#### [Assignment]
Write only the number of lines in the entries below that contain the string "submissions".

#### [Input material]
++++++++++++++++++++

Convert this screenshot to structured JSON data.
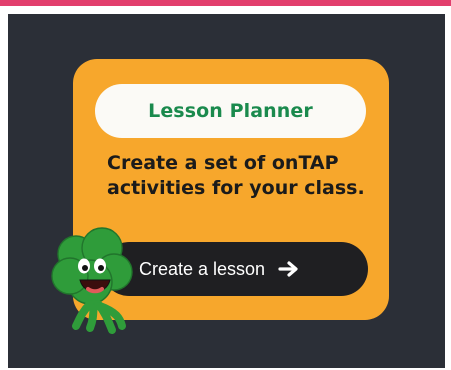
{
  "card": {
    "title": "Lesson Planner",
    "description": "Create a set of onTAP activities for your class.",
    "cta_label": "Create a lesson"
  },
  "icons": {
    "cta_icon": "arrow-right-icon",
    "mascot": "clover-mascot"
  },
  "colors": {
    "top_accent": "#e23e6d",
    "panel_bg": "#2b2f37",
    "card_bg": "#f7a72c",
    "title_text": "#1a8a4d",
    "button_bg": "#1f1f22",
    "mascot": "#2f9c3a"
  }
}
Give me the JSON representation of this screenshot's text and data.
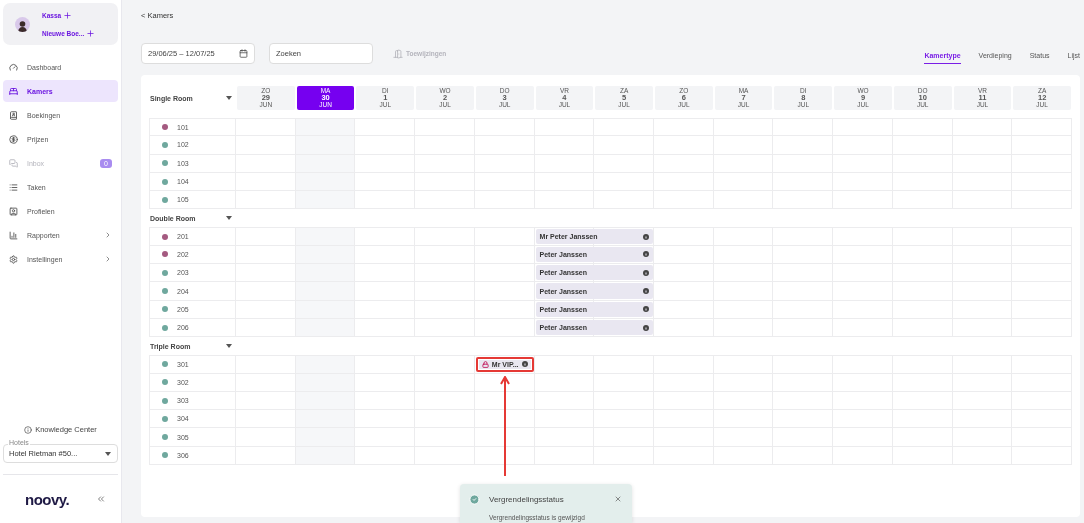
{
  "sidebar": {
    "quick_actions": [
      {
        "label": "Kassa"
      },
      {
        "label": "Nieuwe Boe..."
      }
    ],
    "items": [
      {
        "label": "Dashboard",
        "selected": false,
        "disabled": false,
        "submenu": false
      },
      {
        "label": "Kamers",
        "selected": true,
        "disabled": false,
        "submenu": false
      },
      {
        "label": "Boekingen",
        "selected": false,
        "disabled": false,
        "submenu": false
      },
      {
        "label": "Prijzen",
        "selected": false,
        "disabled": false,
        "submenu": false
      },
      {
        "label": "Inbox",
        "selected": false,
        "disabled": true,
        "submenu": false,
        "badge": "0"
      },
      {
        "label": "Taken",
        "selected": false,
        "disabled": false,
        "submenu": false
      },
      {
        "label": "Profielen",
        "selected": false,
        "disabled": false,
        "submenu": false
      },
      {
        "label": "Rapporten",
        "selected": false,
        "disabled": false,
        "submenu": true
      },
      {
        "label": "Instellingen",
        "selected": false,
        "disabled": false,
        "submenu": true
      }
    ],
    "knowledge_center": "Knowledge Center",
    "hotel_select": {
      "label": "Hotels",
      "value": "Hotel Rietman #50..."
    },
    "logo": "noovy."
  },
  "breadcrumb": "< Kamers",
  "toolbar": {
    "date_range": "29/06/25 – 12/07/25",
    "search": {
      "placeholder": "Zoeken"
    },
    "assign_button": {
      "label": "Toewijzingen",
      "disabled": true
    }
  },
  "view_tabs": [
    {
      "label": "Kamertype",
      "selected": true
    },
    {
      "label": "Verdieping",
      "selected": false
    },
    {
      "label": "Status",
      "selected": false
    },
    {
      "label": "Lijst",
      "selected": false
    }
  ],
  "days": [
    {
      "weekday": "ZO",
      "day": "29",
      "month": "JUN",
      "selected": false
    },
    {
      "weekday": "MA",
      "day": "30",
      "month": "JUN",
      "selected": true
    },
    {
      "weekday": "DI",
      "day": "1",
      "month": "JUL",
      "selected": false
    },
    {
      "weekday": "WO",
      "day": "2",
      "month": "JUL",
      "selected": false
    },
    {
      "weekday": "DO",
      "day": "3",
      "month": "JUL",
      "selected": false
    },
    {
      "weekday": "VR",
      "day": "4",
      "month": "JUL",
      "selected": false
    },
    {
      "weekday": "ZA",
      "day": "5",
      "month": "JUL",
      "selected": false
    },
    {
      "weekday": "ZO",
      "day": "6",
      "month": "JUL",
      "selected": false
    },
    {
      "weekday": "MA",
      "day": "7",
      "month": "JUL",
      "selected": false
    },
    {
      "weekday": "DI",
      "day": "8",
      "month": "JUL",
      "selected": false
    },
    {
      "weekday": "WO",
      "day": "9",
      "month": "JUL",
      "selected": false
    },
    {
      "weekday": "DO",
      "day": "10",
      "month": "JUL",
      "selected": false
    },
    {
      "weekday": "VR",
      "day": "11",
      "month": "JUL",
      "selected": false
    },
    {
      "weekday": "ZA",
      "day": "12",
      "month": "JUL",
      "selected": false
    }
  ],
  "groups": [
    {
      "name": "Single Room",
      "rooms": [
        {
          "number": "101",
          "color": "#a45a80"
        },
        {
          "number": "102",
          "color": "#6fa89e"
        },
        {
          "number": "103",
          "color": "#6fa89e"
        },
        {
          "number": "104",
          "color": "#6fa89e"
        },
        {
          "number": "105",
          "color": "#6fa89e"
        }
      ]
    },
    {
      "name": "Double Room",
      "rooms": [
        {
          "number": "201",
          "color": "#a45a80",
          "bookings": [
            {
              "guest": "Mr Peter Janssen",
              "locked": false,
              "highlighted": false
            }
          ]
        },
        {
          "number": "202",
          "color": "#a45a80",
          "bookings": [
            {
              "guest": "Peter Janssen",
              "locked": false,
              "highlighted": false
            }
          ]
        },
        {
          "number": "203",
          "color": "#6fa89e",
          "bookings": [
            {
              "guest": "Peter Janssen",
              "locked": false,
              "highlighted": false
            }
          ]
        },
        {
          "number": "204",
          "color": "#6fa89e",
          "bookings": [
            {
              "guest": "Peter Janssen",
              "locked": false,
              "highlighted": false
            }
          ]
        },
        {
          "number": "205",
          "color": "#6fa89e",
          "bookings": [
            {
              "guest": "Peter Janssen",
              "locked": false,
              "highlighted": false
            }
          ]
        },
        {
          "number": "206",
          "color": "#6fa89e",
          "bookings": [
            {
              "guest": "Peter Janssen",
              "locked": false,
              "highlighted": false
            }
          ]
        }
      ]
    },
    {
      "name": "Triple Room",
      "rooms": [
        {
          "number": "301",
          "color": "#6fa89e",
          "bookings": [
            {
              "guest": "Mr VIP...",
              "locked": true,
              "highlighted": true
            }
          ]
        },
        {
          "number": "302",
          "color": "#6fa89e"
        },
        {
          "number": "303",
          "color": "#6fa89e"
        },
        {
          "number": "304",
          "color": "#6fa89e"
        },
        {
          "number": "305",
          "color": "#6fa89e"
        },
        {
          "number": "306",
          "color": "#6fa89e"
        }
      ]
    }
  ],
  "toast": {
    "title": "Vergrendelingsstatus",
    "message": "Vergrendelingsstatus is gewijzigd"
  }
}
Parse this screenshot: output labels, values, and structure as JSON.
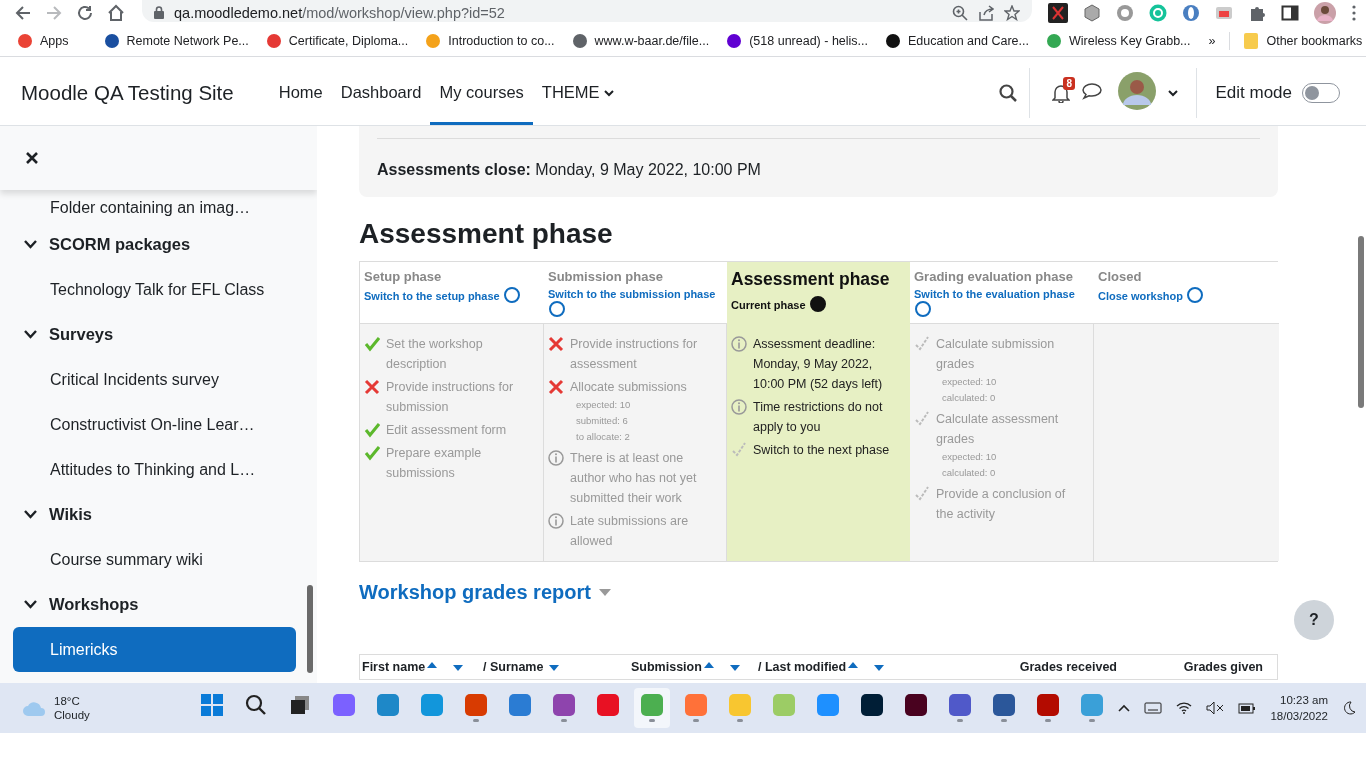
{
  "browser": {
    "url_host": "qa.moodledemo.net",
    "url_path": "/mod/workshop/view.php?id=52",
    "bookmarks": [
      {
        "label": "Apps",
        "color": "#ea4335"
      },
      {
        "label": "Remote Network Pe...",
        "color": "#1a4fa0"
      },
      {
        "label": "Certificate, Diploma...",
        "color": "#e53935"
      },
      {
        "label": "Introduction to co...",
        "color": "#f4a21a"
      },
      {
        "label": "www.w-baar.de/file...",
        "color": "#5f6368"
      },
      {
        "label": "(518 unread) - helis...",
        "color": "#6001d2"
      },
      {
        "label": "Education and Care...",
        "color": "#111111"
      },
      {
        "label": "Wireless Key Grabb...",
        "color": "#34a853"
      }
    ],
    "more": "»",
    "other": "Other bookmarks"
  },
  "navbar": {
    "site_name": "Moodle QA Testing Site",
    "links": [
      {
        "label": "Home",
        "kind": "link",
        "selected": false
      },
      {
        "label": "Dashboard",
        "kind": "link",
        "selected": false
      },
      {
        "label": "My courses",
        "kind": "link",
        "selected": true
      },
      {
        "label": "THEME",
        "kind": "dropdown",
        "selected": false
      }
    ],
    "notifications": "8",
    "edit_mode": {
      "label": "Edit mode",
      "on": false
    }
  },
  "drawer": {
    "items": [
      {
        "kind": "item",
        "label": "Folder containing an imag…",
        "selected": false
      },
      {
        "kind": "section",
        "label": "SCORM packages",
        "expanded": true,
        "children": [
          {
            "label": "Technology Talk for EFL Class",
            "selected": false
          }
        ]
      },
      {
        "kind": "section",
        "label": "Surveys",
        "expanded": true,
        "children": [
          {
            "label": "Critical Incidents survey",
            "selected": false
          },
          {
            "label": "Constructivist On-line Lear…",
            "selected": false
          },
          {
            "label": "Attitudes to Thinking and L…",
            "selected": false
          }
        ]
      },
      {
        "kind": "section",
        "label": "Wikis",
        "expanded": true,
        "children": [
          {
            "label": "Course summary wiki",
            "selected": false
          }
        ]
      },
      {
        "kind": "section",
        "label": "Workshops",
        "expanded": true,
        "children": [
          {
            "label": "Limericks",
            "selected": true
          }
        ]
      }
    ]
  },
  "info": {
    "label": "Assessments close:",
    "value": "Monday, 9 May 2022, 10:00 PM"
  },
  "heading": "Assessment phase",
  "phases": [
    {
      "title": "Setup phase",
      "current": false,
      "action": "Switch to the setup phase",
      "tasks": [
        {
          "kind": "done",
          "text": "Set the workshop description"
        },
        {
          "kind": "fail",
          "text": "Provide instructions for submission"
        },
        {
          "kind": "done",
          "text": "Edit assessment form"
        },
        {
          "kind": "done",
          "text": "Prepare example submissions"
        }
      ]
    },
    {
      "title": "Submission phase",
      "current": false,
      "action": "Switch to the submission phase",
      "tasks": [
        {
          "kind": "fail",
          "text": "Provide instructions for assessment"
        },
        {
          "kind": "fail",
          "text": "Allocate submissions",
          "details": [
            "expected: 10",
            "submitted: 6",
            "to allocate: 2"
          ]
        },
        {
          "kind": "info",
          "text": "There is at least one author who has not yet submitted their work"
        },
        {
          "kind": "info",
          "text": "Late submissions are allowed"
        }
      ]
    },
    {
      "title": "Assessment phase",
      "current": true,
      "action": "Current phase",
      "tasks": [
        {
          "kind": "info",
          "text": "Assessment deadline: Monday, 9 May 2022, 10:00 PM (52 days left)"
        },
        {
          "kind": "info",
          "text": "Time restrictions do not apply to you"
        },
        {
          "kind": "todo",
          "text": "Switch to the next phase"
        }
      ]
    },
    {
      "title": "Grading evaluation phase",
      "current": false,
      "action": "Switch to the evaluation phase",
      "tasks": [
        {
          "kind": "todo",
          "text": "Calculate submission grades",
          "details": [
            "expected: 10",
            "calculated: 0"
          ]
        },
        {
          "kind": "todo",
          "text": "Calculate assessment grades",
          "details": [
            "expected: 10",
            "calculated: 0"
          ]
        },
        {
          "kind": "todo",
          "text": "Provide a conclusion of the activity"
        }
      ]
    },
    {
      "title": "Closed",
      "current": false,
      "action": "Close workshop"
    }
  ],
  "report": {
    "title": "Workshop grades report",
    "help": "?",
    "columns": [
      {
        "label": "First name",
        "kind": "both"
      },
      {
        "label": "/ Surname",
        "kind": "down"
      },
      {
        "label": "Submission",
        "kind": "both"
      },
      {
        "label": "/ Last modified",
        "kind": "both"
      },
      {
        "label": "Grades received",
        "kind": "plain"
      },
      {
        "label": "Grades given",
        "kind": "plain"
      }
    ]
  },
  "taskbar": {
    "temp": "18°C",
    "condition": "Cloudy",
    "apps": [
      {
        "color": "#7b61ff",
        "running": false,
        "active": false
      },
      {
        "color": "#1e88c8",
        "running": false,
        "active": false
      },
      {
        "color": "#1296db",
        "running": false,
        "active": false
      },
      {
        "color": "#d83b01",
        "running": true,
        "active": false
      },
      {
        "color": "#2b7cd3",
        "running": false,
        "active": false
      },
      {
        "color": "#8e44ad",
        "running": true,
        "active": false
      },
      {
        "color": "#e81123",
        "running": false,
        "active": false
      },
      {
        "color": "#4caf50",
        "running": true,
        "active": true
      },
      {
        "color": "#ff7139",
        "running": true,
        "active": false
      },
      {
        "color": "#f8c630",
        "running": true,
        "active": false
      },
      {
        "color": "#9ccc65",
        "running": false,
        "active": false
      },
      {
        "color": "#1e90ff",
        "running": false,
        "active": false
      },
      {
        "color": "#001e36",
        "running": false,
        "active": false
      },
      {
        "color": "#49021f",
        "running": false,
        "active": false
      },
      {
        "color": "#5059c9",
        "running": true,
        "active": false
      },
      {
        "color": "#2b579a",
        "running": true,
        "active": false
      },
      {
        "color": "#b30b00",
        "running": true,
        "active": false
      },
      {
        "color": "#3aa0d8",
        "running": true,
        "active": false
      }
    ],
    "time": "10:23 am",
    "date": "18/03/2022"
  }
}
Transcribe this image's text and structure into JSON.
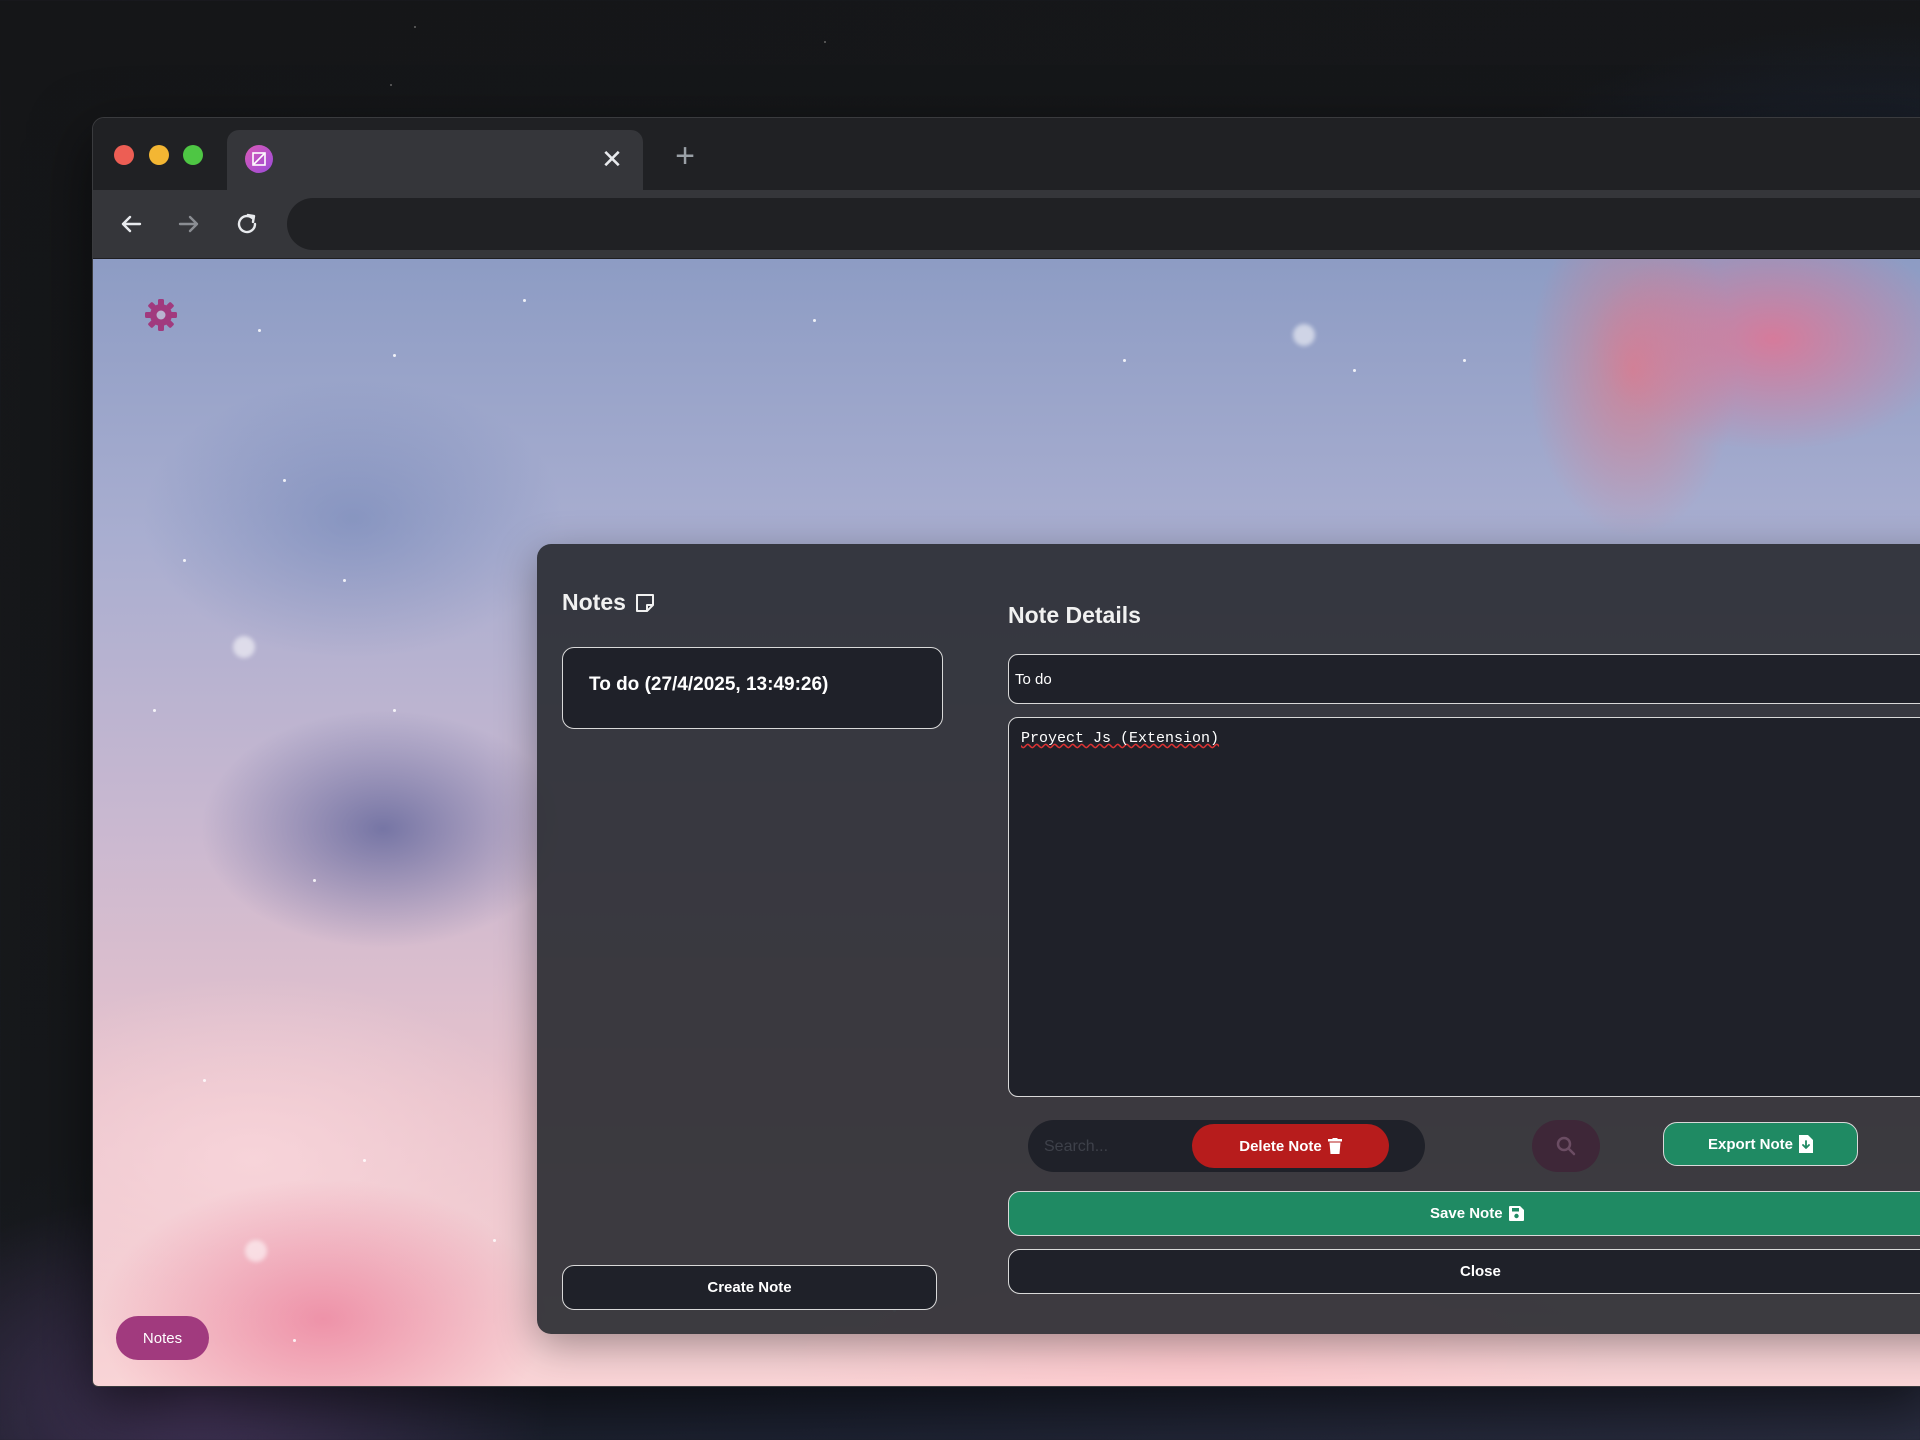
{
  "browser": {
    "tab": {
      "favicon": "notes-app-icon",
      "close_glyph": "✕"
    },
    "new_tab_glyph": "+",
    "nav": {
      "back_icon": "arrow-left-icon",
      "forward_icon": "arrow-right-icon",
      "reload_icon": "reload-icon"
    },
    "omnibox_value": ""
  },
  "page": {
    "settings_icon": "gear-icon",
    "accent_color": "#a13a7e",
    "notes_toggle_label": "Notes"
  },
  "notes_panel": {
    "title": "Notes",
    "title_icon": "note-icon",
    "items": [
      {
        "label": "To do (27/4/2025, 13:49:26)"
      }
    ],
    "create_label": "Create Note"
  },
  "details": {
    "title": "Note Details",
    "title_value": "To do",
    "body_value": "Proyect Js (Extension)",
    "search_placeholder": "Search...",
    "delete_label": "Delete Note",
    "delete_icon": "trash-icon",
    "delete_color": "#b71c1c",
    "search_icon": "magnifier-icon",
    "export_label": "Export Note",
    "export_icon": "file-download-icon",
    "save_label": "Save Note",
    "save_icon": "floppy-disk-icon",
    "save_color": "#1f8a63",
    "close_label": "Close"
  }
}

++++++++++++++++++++

#### [Your solution]
3